Zen Moment: Social Media isn't a "thing," it's a state of being
Social media is a way of life. It's time to go with the flow.
Posted Mar 13, 2009
In contrast to uni-directional mass media, social media is technology that allows people to participate and to interact. This turns out to be pretty popular, since humans are hard-wired to interact with their environment. Piles of psychological research show that humans are social animals that need to be connected to others, that interpersonal connections are essential for mental and physical health, and that while connection styles and needs vary, they are equally important. It should be no big shock that we see people connecting all over the place using social media technologies like Facebook, Twitter, LinkedIn, YouTube, and blogs. It seems like new applications for connecting emerge daily and, by the way, they are not restricted to the computer.

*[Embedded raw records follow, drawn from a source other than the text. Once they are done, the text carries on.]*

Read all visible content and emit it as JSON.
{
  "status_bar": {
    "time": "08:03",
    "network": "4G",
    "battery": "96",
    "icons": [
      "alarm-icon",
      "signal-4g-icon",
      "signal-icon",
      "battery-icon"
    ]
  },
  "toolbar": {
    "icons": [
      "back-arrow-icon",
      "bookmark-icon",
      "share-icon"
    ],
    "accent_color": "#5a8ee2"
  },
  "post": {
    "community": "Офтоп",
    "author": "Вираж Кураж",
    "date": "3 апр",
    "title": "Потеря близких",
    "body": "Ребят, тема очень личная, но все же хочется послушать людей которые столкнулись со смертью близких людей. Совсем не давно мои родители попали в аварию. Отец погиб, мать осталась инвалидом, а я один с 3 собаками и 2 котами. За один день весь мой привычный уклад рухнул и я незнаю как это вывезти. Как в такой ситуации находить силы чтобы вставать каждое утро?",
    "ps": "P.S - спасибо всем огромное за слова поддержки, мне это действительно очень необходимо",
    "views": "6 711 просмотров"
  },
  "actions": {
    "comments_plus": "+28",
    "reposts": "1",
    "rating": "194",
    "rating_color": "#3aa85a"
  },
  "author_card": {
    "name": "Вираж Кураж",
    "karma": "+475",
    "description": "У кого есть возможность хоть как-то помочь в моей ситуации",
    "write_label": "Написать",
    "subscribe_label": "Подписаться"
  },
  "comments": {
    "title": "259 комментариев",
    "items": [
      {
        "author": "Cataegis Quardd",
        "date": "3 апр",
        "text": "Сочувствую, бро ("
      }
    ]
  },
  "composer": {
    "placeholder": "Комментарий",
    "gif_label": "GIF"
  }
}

With interpersonal connections such a big theme in human lives, why are so many people surprised, or even worried, about this trend?
While it’s hard to keep up with all the new technologies, it’s even harder to adjust cognitively to the continual evolution of the media landscape. This is particularly true for those of us (individuals and businesses) who are, as Marc Prensky famously described, digital immigrants. In other words, these technologies are not our native language. Bruce Wexler, in Brain and Culture, talks about the difference in adaptability between young and old brains to new environments and ideas. Can old brains learn new stuff? Sure. It’s just a lot more work to unlearn something so we can put new information in, than it is to just learn it the first time. Having to reconfigure your basic assumptions about how the world works can be unsettling, triggering all the unpleasant side effects of cognitive dissonance, like anxiety, fear, name calling, and a strong desire for carbohydrates.
In coming postings, I will talk about some specific applications, trends and technologies. As someone who works from a positive psychology perspective, what interests me most is not so much how to use social technologies, although that's certainly important and makes the effort more effective, but understanding how and why they can fit and make a positive contribution emotionally, cognitively and practically to our personal, social, and professional lives.
Tobin, J., Braziel, L. (2008). Social Media is a Cocktail Party: Why You Already Know the Rules of Social Media Marketing. Cary, NC: Ignite Social Media.
Prensky, M. (2001). Digital natives, digital immigrants: Do they really think differently? On the Horizon, 9(6). Retrieved September 15, 2007. from http://www.marcprensky.com.
Wexler, B. E. (2006). Brain and culture: Neurobiology, ideology, and social change. Cambridge, MA: The MIT Press.